### Materials provided
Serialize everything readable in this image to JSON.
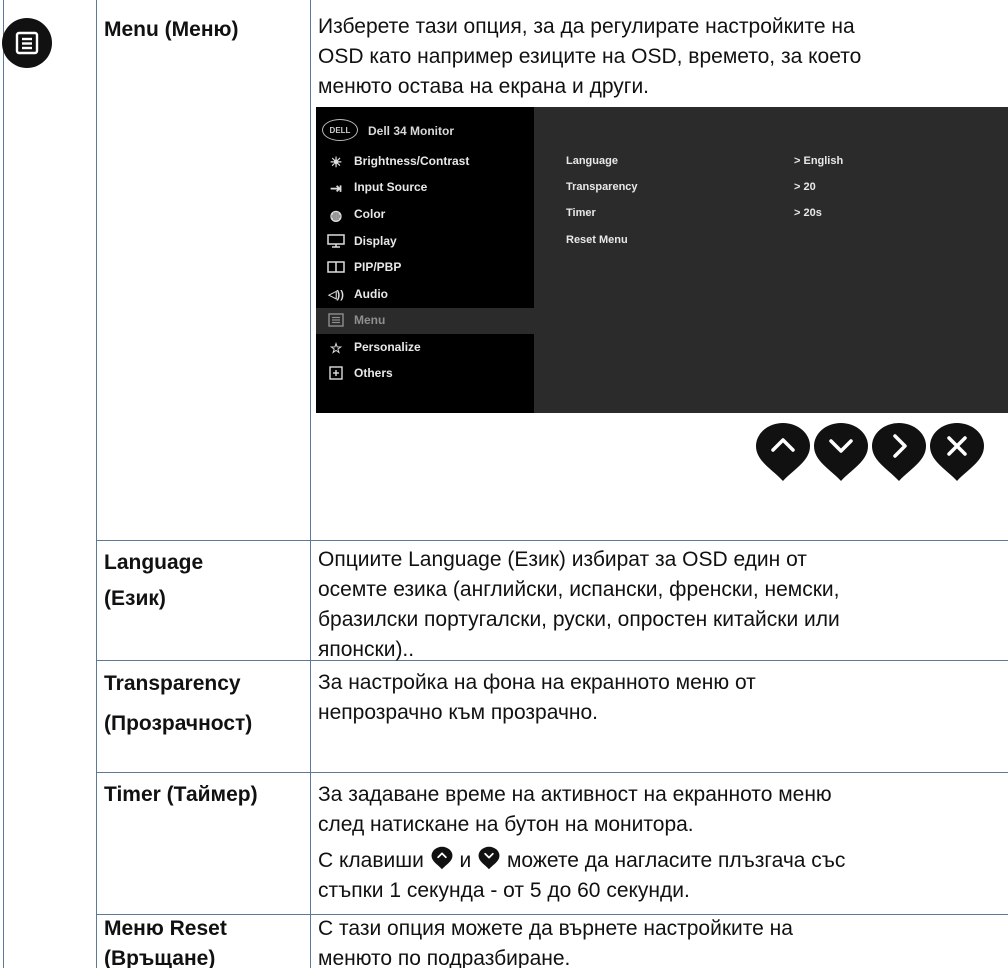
{
  "rows": [
    {
      "term": "Menu (Меню)",
      "desc": [
        "Изберете тази опция, за да регулирате настройките на",
        "OSD като например езиците на OSD, времето, за което",
        "менюто остава на екрана и други."
      ]
    },
    {
      "term_lines": [
        "Language",
        "(Език)"
      ],
      "desc": [
        "Опциите Language (Език) избират за OSD един от",
        "осемте езика (английски, испански, френски, немски,",
        "бразилски португалски, руски, опростен китайски или",
        "японски).."
      ]
    },
    {
      "term_lines": [
        "Transparency",
        "(Прозрачност)"
      ],
      "desc": [
        "За настройка на фона на екранното меню от",
        "непрозрачно към прозрачно."
      ]
    },
    {
      "term": "Timer (Таймер)",
      "desc": [
        "За задаване време на активност на екранното меню",
        "след натискане на бутон на монитора."
      ],
      "desc2_a": "С клавиши",
      "desc2_b": "и",
      "desc2_c": "можете да нагласите плъзгача със",
      "desc3": "стъпки 1 секунда - от 5 до 60 секунди."
    },
    {
      "term_lines": [
        "Меню Reset",
        "(Връщане)"
      ],
      "desc": [
        "С тази опция можете да върнете настройките на",
        "менюто по подразбиране."
      ]
    }
  ],
  "osd": {
    "logo": "DELL",
    "title": "Dell 34 Monitor",
    "menu": [
      {
        "label": "Brightness/Contrast",
        "icon": "brightness-icon"
      },
      {
        "label": "Input Source",
        "icon": "input-source-icon"
      },
      {
        "label": "Color",
        "icon": "color-icon"
      },
      {
        "label": "Display",
        "icon": "display-icon"
      },
      {
        "label": "PIP/PBP",
        "icon": "pip-pbp-icon"
      },
      {
        "label": "Audio",
        "icon": "audio-icon"
      },
      {
        "label": "Menu",
        "icon": "menu-icon",
        "selected": true
      },
      {
        "label": "Personalize",
        "icon": "star-icon"
      },
      {
        "label": "Others",
        "icon": "others-icon"
      }
    ],
    "settings": [
      {
        "label": "Language",
        "value": "> English"
      },
      {
        "label": "Transparency",
        "value": "> 20"
      },
      {
        "label": "Timer",
        "value": "> 20s"
      },
      {
        "label": "Reset Menu",
        "value": ""
      }
    ]
  },
  "nav_buttons": [
    "up-icon",
    "down-icon",
    "right-icon",
    "close-icon"
  ],
  "colors": {
    "grid": "#5a7a96",
    "osd_left": "#000000",
    "osd_right": "#2b2b2b"
  }
}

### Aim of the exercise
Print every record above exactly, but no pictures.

### Written response
Serialize everything readable in this image to JSON.
{
  "rows": [
    {
      "term": "Menu (Меню)",
      "desc": [
        "Изберете тази опция, за да регулирате настройките на",
        "OSD като например езиците на OSD, времето, за което",
        "менюто остава на екрана и други."
      ]
    },
    {
      "term_lines": [
        "Language",
        "(Език)"
      ],
      "desc": [
        "Опциите Language (Език) избират за OSD един от",
        "осемте езика (английски, испански, френски, немски,",
        "бразилски португалски, руски, опростен китайски или",
        "японски).."
      ]
    },
    {
      "term_lines": [
        "Transparency",
        "(Прозрачност)"
      ],
      "desc": [
        "За настройка на фона на екранното меню от",
        "непрозрачно към прозрачно."
      ]
    },
    {
      "term": "Timer (Таймер)",
      "desc": [
        "За задаване време на активност на екранното меню",
        "след натискане на бутон на монитора."
      ],
      "desc2_a": "С клавиши",
      "desc2_b": "и",
      "desc2_c": "можете да нагласите плъзгача със",
      "desc3": "стъпки 1 секунда - от 5 до 60 секунди."
    },
    {
      "term_lines": [
        "Меню Reset",
        "(Връщане)"
      ],
      "desc": [
        "С тази опция можете да върнете настройките на",
        "менюто по подразбиране."
      ]
    }
  ],
  "osd": {
    "logo": "DELL",
    "title": "Dell 34 Monitor",
    "menu": [
      {
        "label": "Brightness/Contrast",
        "icon": "brightness-icon"
      },
      {
        "label": "Input Source",
        "icon": "input-source-icon"
      },
      {
        "label": "Color",
        "icon": "color-icon"
      },
      {
        "label": "Display",
        "icon": "display-icon"
      },
      {
        "label": "PIP/PBP",
        "icon": "pip-pbp-icon"
      },
      {
        "label": "Audio",
        "icon": "audio-icon"
      },
      {
        "label": "Menu",
        "icon": "menu-icon",
        "selected": true
      },
      {
        "label": "Personalize",
        "icon": "star-icon"
      },
      {
        "label": "Others",
        "icon": "others-icon"
      }
    ],
    "settings": [
      {
        "label": "Language",
        "value": "> English"
      },
      {
        "label": "Transparency",
        "value": "> 20"
      },
      {
        "label": "Timer",
        "value": "> 20s"
      },
      {
        "label": "Reset Menu",
        "value": ""
      }
    ]
  },
  "nav_buttons": [
    "up-icon",
    "down-icon",
    "right-icon",
    "close-icon"
  ],
  "colors": {
    "grid": "#5a7a96",
    "osd_left": "#000000",
    "osd_right": "#2b2b2b"
  }
}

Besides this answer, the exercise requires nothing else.